• If it were true then the sine function wouldn't be very interesting nor useful ;) May 7, 2012 at 2:40
• Hint: $\sin\,ix=i\sinh\,x$, where $\sinh\,x=\dfrac{\exp\,x-\exp(-x)}{2}$ and consider the case where $x$ is a large real number. May 7, 2012 at 2:41

Liouville's theorem says "Every bounded entire function is a constant".

• This is like cracking nut with a sledgehammer Jul 5, 2012 at 10:50
• @Norbert, around here, we use the idiom "nuking mosquitoes"... :) Jul 5, 2012 at 11:21

$\sin(z) = {1 \over 2i}(e^{iz} - e^{-iz})$, so for $z = -iy$ with $y$ real you have $$|\sin(iy)| = \bigg|{e^{y} - e^{-y} \over 2}\bigg|$$ So for large values of $y$ you have that $|\sin(iy)|$ is much larger than 1.

By Liouville's theorem the only bounded and entire functions are constant functions. An interesting deduction from Liouville's theorem is that non-constant entire functions must be unbounded. Hence $\sin z$, $\cos z$ being a non-constant entire function must be unbounded.

Say we want $\sin z = 2$.

$$2=\sin z = \frac{e^{iz}-e^{-iz}}{2i}$$ if $$4i = e^{iz}+e^{-iz}.$$ Multiply both sides by $e^{iz}$, getting $$4ie^{iz} = e^{2iz}+1.$$ I.e. $$4iu = u^2 + 1.$$ $$u^2 - 4iu + 1 = 0.$$ This is a quadratic equation $$au^2+bu+c=0$$ with $a=1,\quad b= -4i,\quad c=1$. The discriminant is $$b^2-4ac = -16-4 = -20 = -2^2\cdot5.$$ So $$u = \frac{4i \pm2i\sqrt{5}}{2} = 2i \pm i\sqrt{5}.$$ If we want $$e^{i(x+iy)}=e^{iz} = i(2+\sqrt{5})$$ where $x$ and $y$ are real, then we need $$e^{-y} = 2+\sqrt{5}, \text{ so } y = -\log_e(2+\sqrt{5}),$$ and $$x = \frac \pi 2 \pm 2\pi n.$$ $$z= \frac \pi 2 -i\log_e(2+\sqrt{5}) + 2\pi n.$$

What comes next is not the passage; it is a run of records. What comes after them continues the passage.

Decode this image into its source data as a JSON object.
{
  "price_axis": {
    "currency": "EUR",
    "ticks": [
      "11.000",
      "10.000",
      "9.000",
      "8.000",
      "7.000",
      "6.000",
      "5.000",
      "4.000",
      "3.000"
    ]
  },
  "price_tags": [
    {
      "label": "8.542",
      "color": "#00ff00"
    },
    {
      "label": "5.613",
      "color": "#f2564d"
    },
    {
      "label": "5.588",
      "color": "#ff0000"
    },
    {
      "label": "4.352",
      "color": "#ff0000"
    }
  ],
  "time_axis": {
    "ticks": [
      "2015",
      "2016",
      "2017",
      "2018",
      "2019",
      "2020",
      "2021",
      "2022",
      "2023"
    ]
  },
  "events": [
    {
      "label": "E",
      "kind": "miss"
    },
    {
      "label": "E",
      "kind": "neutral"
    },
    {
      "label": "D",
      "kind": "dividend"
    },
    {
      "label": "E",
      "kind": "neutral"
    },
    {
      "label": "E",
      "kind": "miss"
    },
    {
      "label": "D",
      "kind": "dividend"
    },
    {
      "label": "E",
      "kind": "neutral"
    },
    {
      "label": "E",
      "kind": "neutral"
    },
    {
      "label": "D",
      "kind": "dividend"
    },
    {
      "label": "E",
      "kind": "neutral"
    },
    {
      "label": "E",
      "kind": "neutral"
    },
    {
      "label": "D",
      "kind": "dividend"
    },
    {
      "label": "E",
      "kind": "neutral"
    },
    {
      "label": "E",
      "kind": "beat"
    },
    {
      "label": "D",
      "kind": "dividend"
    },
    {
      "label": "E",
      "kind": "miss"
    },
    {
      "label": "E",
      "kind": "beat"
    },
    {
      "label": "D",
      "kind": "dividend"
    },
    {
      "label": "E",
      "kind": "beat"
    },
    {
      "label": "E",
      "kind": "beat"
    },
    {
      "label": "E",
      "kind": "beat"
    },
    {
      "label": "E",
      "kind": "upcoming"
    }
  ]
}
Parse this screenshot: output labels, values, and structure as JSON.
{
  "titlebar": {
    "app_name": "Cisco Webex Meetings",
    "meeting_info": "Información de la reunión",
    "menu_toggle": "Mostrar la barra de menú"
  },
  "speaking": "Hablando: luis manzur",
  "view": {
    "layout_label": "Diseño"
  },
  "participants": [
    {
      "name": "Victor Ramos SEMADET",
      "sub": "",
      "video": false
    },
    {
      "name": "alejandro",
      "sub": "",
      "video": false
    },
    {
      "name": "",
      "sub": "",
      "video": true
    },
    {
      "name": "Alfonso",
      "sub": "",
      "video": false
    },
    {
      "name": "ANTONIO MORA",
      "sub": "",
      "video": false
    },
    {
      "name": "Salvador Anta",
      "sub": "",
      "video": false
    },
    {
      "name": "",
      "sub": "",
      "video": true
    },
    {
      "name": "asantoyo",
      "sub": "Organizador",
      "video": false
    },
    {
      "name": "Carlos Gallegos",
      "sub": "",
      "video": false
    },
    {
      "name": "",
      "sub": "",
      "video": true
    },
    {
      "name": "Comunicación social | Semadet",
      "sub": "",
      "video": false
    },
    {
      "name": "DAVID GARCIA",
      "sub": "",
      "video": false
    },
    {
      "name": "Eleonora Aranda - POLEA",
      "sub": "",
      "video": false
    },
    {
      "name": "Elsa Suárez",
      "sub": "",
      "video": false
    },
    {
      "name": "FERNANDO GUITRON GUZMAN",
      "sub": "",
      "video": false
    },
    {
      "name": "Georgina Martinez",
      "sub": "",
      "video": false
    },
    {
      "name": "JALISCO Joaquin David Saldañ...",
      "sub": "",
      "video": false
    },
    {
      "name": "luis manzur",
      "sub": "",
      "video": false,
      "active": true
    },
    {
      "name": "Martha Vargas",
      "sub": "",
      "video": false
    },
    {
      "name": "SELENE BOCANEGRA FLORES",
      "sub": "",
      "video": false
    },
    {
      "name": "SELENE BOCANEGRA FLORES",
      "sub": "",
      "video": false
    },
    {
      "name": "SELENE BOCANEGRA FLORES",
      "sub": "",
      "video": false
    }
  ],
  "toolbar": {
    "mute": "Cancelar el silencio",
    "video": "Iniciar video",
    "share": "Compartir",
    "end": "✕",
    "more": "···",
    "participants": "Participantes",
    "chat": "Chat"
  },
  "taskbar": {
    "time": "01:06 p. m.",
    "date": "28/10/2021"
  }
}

So we've got $\sin z = 2$.

• The second equation should read $4i=e^{iz}-e^{-iz}$. The error carries on from there. Oct 16, 2013 at 16:41
• Is it acceptable to edit others' answers to correct mistakes? Feb 23, 2015 at 18:36
• @EthanAlvaree : Probably in matters like this I'd say it is. However, if a student asks why $(d/dx)\sin x = tan x$, I would leave it intact, since the mistake is an essential part of the question. I'd put the correction in the answer. ${}\qquad{}$ Feb 24, 2015 at 1:04

$$\sin z=z-\frac{z^3}{3!}+\frac{z^5}{5!}- \dots$$

$$\sin i=i\left( 1+\frac{1}{3!}+\frac{1}{5!}+ \cdots \right)$$

$$|\sin { i}|= 1+\frac{1}{3!}+\frac{1}{5!}+ \cdots >1$$